Human Factors Evaluation of Pointing Devices
J. Stephen Higgins
Daniel R. Johnson
Carolina Zingale, PhD.
Higgins, J. S., Willems, B., Johnson, D. R., & Zingale, C. M. (2012). Human factors evaluation of pointing devices used by air traffic controllers: Changes in physical workload and behavior (DOT/FAA/TC-12/63). Atlantic City International Airport, NJ: Federal Aviation Administration William J. Hughes Technical Center.
Objective: To ensure that air traffic controller interactions with present systems and the future Next Generation Transportation System (NextGen) are efficient and accurate, as well as without health detriments (e.g., musculoskeletal disorders), as possible, we conducted a simulation to explore the introduction of new pointing devices to air traffic controllers.
Background: The current en route trackball is inherently limited as to what kind of interactions it allows. However, switching to a new pointing device has risks—different pointing devices have different speed, accuracy, interaction capabilities, and ergonomic features.
Method: Ten current or recently retired en route Certified Professional Controllers participated in the simulation.
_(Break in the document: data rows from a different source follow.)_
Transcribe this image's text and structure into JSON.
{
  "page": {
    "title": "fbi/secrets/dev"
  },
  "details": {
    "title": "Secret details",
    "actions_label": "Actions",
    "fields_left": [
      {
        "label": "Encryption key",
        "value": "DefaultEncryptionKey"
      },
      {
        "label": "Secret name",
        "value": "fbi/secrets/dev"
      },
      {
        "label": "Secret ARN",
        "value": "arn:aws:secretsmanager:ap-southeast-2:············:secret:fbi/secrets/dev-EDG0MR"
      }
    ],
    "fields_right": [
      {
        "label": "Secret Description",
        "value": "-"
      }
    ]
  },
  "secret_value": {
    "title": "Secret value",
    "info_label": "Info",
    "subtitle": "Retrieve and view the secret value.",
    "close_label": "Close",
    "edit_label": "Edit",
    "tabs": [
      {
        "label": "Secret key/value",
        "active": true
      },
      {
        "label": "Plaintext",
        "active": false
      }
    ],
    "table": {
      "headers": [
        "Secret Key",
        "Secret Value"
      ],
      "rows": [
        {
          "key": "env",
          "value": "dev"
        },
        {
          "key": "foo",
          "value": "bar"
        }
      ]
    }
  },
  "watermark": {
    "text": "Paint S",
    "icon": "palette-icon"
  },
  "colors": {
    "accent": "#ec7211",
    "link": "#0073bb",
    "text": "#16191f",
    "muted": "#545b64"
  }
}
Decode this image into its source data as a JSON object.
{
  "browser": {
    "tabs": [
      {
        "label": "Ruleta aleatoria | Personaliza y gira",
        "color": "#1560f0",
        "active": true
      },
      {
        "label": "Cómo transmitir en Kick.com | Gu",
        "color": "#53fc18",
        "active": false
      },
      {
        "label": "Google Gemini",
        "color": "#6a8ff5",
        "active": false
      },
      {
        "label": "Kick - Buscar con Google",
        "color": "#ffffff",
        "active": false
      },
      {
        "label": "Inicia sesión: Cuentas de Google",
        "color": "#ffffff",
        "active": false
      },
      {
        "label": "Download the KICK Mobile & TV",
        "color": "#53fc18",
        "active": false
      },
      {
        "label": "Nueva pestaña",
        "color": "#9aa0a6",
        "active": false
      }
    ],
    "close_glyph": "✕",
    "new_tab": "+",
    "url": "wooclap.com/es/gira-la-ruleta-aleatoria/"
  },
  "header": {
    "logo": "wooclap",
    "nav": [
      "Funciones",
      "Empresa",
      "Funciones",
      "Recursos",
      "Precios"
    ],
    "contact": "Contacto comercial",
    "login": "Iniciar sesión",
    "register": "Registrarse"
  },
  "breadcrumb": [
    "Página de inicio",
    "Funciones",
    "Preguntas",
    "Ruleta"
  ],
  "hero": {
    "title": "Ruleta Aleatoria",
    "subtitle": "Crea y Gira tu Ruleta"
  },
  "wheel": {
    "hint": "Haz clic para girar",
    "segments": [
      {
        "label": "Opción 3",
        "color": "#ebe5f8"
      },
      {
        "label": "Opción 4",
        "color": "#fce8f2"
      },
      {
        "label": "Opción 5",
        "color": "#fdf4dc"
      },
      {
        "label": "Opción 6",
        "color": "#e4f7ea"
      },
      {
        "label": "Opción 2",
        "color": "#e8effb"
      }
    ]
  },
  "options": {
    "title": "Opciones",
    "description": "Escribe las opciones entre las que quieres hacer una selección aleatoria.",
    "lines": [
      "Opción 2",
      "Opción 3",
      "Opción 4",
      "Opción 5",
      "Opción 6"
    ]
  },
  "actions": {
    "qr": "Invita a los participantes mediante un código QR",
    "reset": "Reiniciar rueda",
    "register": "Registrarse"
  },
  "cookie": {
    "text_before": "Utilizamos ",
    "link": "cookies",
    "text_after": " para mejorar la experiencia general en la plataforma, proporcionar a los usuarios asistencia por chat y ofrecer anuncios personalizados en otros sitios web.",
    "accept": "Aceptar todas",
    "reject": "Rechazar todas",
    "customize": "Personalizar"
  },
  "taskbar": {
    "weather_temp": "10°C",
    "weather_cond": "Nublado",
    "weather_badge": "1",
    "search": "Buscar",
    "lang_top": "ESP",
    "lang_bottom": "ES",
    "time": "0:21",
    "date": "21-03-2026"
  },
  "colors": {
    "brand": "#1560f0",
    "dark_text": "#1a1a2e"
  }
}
Participants controlled traffic in a Data Communications environment while using one of four pointing devices (en route trackball, alternative trackball, hand-shake mouse, and a standard mouse). During the simulations, we recorded the participants’ subjective reports, performance, behavior, and muscle activity.
Results: We found that participants preferred the mouse and current trackball over all other devices and were as successful controlling traffic (e.g., no losses of separation with the same number of aircraft under active control). We found no statistically significant physiological indications that any of the devices under evaluation had the potential to result in musculoskeletal disorders during regular use. We also found that participants were more accurate and significantly faster using the mouse than using other devices.
Conclusions: Considering the above issues, and the wider variety of possible interactions, the mouse appears to be a pointing device better suited for future air traffic control systems than the legacy trackball.